▸ Exercise aim: Return the entries verbatim and drop every picture.

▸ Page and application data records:
§ §
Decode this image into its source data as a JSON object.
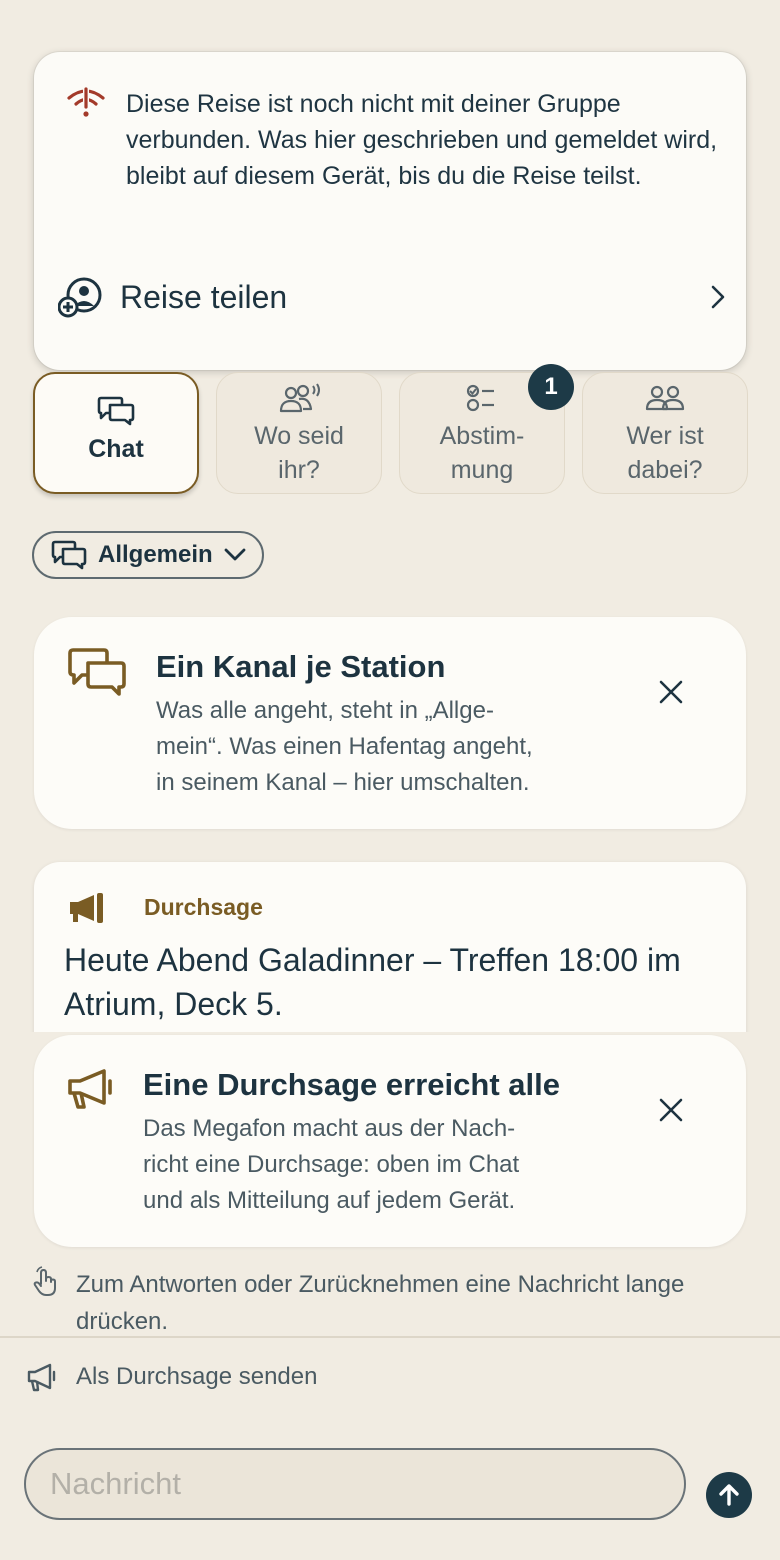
{
  "banner": {
    "icon": "wifi-off-icon",
    "text": "Diese Reise ist noch nicht mit deiner Gruppe verbunden. Was hier geschrieben und gemeldet wird, bleibt auf diesem Gerät, bis du die Reise teilst.",
    "share_label": "Reise teilen"
  },
  "tabs": [
    {
      "label": "Chat",
      "icon": "chat-bubbles-icon",
      "active": true
    },
    {
      "label": "Wo seid\nihr?",
      "icon": "group-location-icon"
    },
    {
      "label": "Abstim-\nmung",
      "icon": "checklist-icon",
      "badge": "1"
    },
    {
      "label": "Wer ist\ndabei?",
      "icon": "people-icon"
    }
  ],
  "channel": {
    "label": "Allgemein"
  },
  "hint_channel": {
    "title": "Ein Kanal je Station",
    "body": "Was alle angeht, steht in „Allge-\nmein“. Was einen Hafentag angeht,\nin seinem Kanal – hier umschalten."
  },
  "announcement": {
    "label": "Durchsage",
    "text": "Heute Abend Galadinner – Treffen 18:00 im Atrium, Deck 5."
  },
  "hint_announce": {
    "title": "Eine Durchsage erreicht alle",
    "body": "Das Megafon macht aus der Nach-\nricht eine Durchsage: oben im Chat\nund als Mitteilung auf jedem Gerät."
  },
  "long_press_hint": "Zum Antworten oder Zurücknehmen eine Nachricht lange drücken.",
  "send_as_announcement": "Als Durchsage senden",
  "composer": {
    "placeholder": "Nachricht"
  },
  "colors": {
    "accent_brown": "#7a5c24",
    "navy": "#1d3a47",
    "alert_red": "#a33a2a",
    "background": "#f1ece2"
  }
}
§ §
▸ Exercise solution:
Decode this image into its source data as a JSON object.
{
  "banner": {
    "icon": "wifi-off-icon",
    "text": "Diese Reise ist noch nicht mit deiner Gruppe verbunden. Was hier geschrieben und gemeldet wird, bleibt auf diesem Gerät, bis du die Reise teilst.",
    "share_label": "Reise teilen"
  },
  "tabs": [
    {
      "label": "Chat",
      "icon": "chat-bubbles-icon",
      "active": true
    },
    {
      "label": "Wo seid\nihr?",
      "icon": "group-location-icon"
    },
    {
      "label": "Abstim-\nmung",
      "icon": "checklist-icon",
      "badge": "1"
    },
    {
      "label": "Wer ist\ndabei?",
      "icon": "people-icon"
    }
  ],
  "channel": {
    "label": "Allgemein"
  },
  "hint_channel": {
    "title": "Ein Kanal je Station",
    "body": "Was alle angeht, steht in „Allge-\nmein“. Was einen Hafentag angeht,\nin seinem Kanal – hier umschalten."
  },
  "announcement": {
    "label": "Durchsage",
    "text": "Heute Abend Galadinner – Treffen 18:00 im Atrium, Deck 5."
  },
  "hint_announce": {
    "title": "Eine Durchsage erreicht alle",
    "body": "Das Megafon macht aus der Nach-\nricht eine Durchsage: oben im Chat\nund als Mitteilung auf jedem Gerät."
  },
  "long_press_hint": "Zum Antworten oder Zurücknehmen eine Nachricht lange drücken.",
  "send_as_announcement": "Als Durchsage senden",
  "composer": {
    "placeholder": "Nachricht"
  },
  "colors": {
    "accent_brown": "#7a5c24",
    "navy": "#1d3a47",
    "alert_red": "#a33a2a",
    "background": "#f1ece2"
  }
}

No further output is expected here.